**TASK OBJECTIVE**
An exact, complete copy of the entries is needed, with the pictures left out.

**MATERIAL PROVIDED**
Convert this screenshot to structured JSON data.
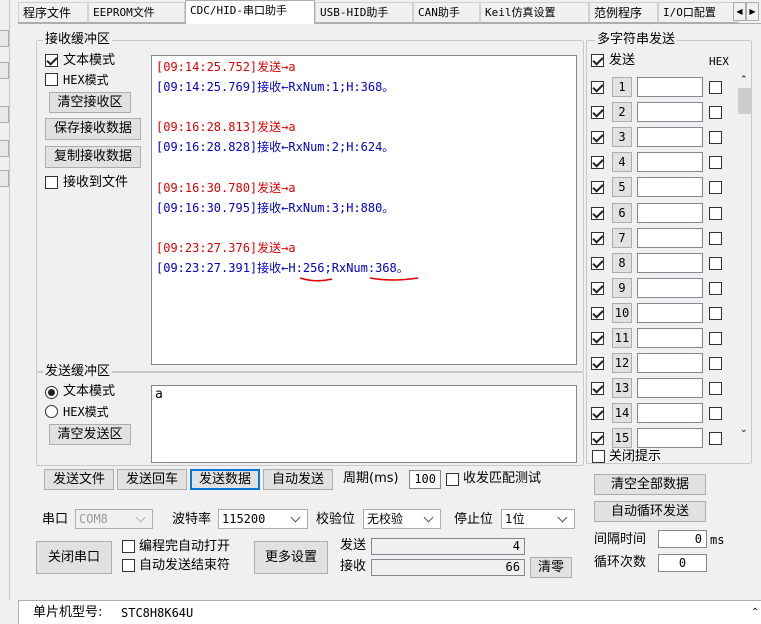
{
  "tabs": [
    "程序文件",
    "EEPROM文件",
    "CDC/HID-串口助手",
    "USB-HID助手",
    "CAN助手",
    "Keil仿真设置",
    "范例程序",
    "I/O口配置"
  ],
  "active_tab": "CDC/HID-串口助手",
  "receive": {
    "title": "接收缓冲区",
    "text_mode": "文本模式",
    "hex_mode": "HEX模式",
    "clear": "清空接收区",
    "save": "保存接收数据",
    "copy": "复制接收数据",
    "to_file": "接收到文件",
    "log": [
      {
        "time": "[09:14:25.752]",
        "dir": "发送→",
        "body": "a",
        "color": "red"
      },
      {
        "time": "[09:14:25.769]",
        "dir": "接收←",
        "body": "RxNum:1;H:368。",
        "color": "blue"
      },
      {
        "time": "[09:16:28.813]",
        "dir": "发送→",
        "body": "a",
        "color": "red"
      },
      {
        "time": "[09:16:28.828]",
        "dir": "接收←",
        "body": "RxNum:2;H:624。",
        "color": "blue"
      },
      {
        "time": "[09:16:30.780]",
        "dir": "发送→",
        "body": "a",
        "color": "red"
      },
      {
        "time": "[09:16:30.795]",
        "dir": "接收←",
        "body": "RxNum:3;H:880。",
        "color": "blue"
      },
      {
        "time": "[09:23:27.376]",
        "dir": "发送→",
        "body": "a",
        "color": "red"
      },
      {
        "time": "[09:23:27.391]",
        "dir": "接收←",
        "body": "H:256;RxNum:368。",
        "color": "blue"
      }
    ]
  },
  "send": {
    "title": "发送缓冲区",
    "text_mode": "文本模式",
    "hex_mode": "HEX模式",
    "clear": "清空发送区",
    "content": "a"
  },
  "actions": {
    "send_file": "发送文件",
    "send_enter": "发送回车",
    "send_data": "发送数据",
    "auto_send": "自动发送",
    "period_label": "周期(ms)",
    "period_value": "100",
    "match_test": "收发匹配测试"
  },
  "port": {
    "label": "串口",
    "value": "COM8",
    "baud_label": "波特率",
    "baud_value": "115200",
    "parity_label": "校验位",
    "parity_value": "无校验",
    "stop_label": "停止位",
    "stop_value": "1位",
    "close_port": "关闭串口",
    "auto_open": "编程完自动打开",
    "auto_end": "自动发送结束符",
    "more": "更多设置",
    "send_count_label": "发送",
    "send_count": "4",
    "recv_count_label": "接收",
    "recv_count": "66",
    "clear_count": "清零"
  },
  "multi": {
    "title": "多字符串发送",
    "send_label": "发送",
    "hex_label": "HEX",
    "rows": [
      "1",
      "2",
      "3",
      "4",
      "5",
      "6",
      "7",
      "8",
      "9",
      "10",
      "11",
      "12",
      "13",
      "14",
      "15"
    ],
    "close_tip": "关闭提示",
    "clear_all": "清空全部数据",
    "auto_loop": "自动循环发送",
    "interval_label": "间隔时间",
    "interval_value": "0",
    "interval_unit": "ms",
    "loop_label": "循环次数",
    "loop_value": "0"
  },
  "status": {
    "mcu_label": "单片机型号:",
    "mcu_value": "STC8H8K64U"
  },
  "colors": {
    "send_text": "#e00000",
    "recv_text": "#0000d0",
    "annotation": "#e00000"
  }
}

**SOLUTION TO THIS TASK**
Convert this screenshot to structured JSON data.
{
  "tabs": [
    "程序文件",
    "EEPROM文件",
    "CDC/HID-串口助手",
    "USB-HID助手",
    "CAN助手",
    "Keil仿真设置",
    "范例程序",
    "I/O口配置"
  ],
  "active_tab": "CDC/HID-串口助手",
  "receive": {
    "title": "接收缓冲区",
    "text_mode": "文本模式",
    "hex_mode": "HEX模式",
    "clear": "清空接收区",
    "save": "保存接收数据",
    "copy": "复制接收数据",
    "to_file": "接收到文件",
    "log": [
      {
        "time": "[09:14:25.752]",
        "dir": "发送→",
        "body": "a",
        "color": "red"
      },
      {
        "time": "[09:14:25.769]",
        "dir": "接收←",
        "body": "RxNum:1;H:368。",
        "color": "blue"
      },
      {
        "time": "[09:16:28.813]",
        "dir": "发送→",
        "body": "a",
        "color": "red"
      },
      {
        "time": "[09:16:28.828]",
        "dir": "接收←",
        "body": "RxNum:2;H:624。",
        "color": "blue"
      },
      {
        "time": "[09:16:30.780]",
        "dir": "发送→",
        "body": "a",
        "color": "red"
      },
      {
        "time": "[09:16:30.795]",
        "dir": "接收←",
        "body": "RxNum:3;H:880。",
        "color": "blue"
      },
      {
        "time": "[09:23:27.376]",
        "dir": "发送→",
        "body": "a",
        "color": "red"
      },
      {
        "time": "[09:23:27.391]",
        "dir": "接收←",
        "body": "H:256;RxNum:368。",
        "color": "blue"
      }
    ]
  },
  "send": {
    "title": "发送缓冲区",
    "text_mode": "文本模式",
    "hex_mode": "HEX模式",
    "clear": "清空发送区",
    "content": "a"
  },
  "actions": {
    "send_file": "发送文件",
    "send_enter": "发送回车",
    "send_data": "发送数据",
    "auto_send": "自动发送",
    "period_label": "周期(ms)",
    "period_value": "100",
    "match_test": "收发匹配测试"
  },
  "port": {
    "label": "串口",
    "value": "COM8",
    "baud_label": "波特率",
    "baud_value": "115200",
    "parity_label": "校验位",
    "parity_value": "无校验",
    "stop_label": "停止位",
    "stop_value": "1位",
    "close_port": "关闭串口",
    "auto_open": "编程完自动打开",
    "auto_end": "自动发送结束符",
    "more": "更多设置",
    "send_count_label": "发送",
    "send_count": "4",
    "recv_count_label": "接收",
    "recv_count": "66",
    "clear_count": "清零"
  },
  "multi": {
    "title": "多字符串发送",
    "send_label": "发送",
    "hex_label": "HEX",
    "rows": [
      "1",
      "2",
      "3",
      "4",
      "5",
      "6",
      "7",
      "8",
      "9",
      "10",
      "11",
      "12",
      "13",
      "14",
      "15"
    ],
    "close_tip": "关闭提示",
    "clear_all": "清空全部数据",
    "auto_loop": "自动循环发送",
    "interval_label": "间隔时间",
    "interval_value": "0",
    "interval_unit": "ms",
    "loop_label": "循环次数",
    "loop_value": "0"
  },
  "status": {
    "mcu_label": "单片机型号:",
    "mcu_value": "STC8H8K64U"
  },
  "colors": {
    "send_text": "#e00000",
    "recv_text": "#0000d0",
    "annotation": "#e00000"
  }
}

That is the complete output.